TASK DESCRIPTION:
The lines to copy from the data below are those that hold the string "Evolución".

*** Opening of THE RECORDS ***

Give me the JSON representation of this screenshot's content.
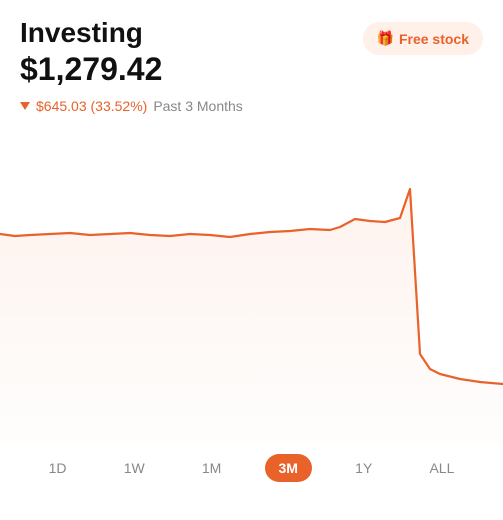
{
  "header": {
    "title": "Investing",
    "amount": "$1,279.42",
    "free_stock_label": "Free stock",
    "gift_icon": "🎁"
  },
  "change": {
    "arrow": "▼",
    "value": "$645.03 (33.52%)",
    "period": "Past 3 Months"
  },
  "tabs": [
    {
      "id": "1d",
      "label": "1D",
      "active": false
    },
    {
      "id": "1w",
      "label": "1W",
      "active": false
    },
    {
      "id": "1m",
      "label": "1M",
      "active": false
    },
    {
      "id": "3m",
      "label": "3M",
      "active": true
    },
    {
      "id": "1y",
      "label": "1Y",
      "active": false
    },
    {
      "id": "all",
      "label": "ALL",
      "active": false
    }
  ],
  "colors": {
    "accent": "#e8622a",
    "active_tab_bg": "#e8622a",
    "free_stock_bg": "#fff0ea"
  }
}
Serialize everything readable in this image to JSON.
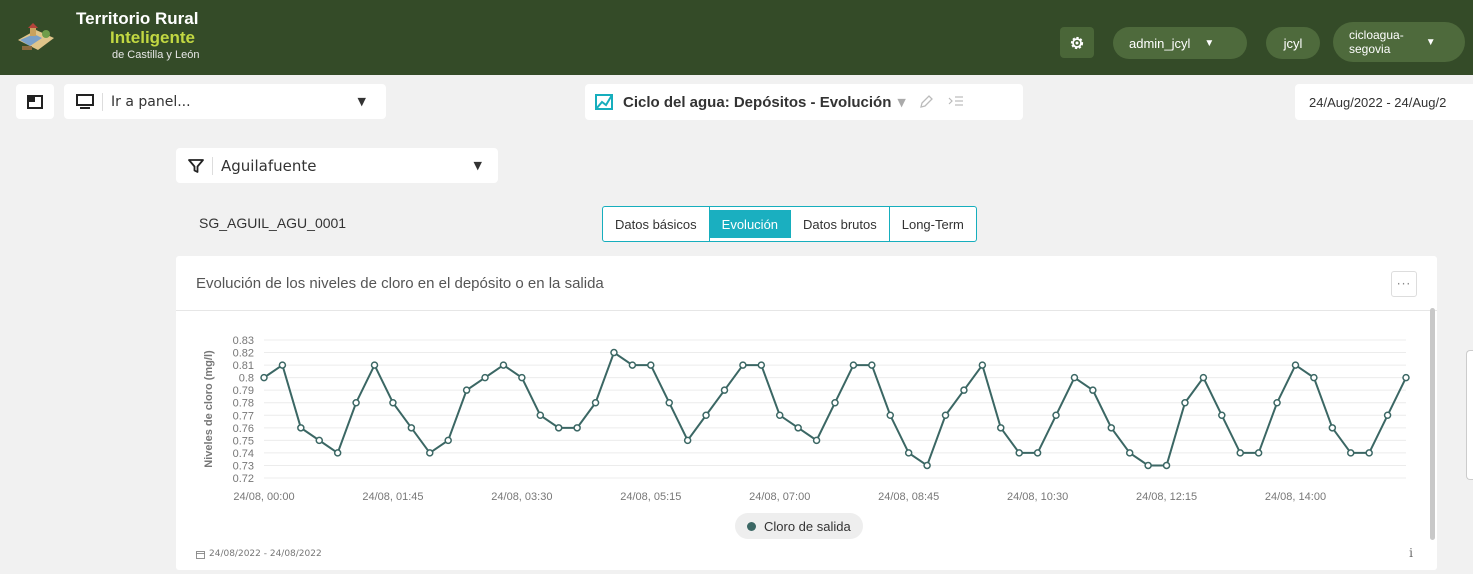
{
  "header": {
    "brand_line1": "Territorio Rural",
    "brand_line2": "Inteligente",
    "brand_line3": "de Castilla y León",
    "user": "admin_jcyl",
    "organization": "jcyl",
    "namespace_line1": "cicloagua-",
    "namespace_line2": "segovia",
    "settings_icon": "gear-icon",
    "accent_color": "#c2d842",
    "bar_color": "#344b28"
  },
  "toolbar": {
    "panel_placeholder": "Ir a panel...",
    "dashboard_title": "Ciclo del agua: Depósitos - Evolución",
    "date_range": "24/Aug/2022 - 24/Aug/2"
  },
  "filter": {
    "selected": "Aguilafuente"
  },
  "device_id": "SG_AGUIL_AGU_0001",
  "tabs": [
    {
      "label": "Datos básicos",
      "active": false
    },
    {
      "label": "Evolución",
      "active": true
    },
    {
      "label": "Datos brutos",
      "active": false
    },
    {
      "label": "Long-Term",
      "active": false
    }
  ],
  "card": {
    "title": "Evolución de los niveles de cloro en el depósito o en la salida",
    "menu_label": "···",
    "footer_date": "24/08/2022 - 24/08/2022",
    "info_label": "i"
  },
  "chart_data": {
    "type": "line",
    "ylabel": "Niveles de cloro (mg/l)",
    "xlabel": "",
    "ylim": [
      0.72,
      0.83
    ],
    "yticks": [
      "0.83",
      "0.82",
      "0.81",
      "0.8",
      "0.79",
      "0.78",
      "0.77",
      "0.76",
      "0.75",
      "0.74",
      "0.73",
      "0.72"
    ],
    "xtick_labels": [
      "24/08, 00:00",
      "24/08, 01:45",
      "24/08, 03:30",
      "24/08, 05:15",
      "24/08, 07:00",
      "24/08, 08:45",
      "24/08, 10:30",
      "24/08, 12:15",
      "24/08, 14:00"
    ],
    "xtick_positions_minutes": [
      0,
      105,
      210,
      315,
      420,
      525,
      630,
      735,
      840
    ],
    "interval_minutes": 15,
    "grid": true,
    "legend_position": "bottom-center",
    "series": [
      {
        "name": "Cloro de salida",
        "color": "#3b6764",
        "values": [
          0.8,
          0.81,
          0.76,
          0.75,
          0.74,
          0.78,
          0.81,
          0.78,
          0.76,
          0.74,
          0.75,
          0.79,
          0.8,
          0.81,
          0.8,
          0.77,
          0.76,
          0.76,
          0.78,
          0.82,
          0.81,
          0.81,
          0.78,
          0.75,
          0.77,
          0.79,
          0.81,
          0.81,
          0.77,
          0.76,
          0.75,
          0.78,
          0.81,
          0.81,
          0.77,
          0.74,
          0.73,
          0.77,
          0.79,
          0.81,
          0.76,
          0.74,
          0.74,
          0.77,
          0.8,
          0.79,
          0.76,
          0.74,
          0.73,
          0.73,
          0.78,
          0.8,
          0.77,
          0.74,
          0.74,
          0.78,
          0.81,
          0.8,
          0.76,
          0.74,
          0.74,
          0.77,
          0.8
        ]
      }
    ]
  }
}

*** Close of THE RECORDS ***

YOUR SOLUTION:
    "dashboard_title": "Ciclo del agua: Depósitos - Evolución",
      "label": "Evolución",
    "title": "Evolución de los niveles de cloro en el depósito o en la salida",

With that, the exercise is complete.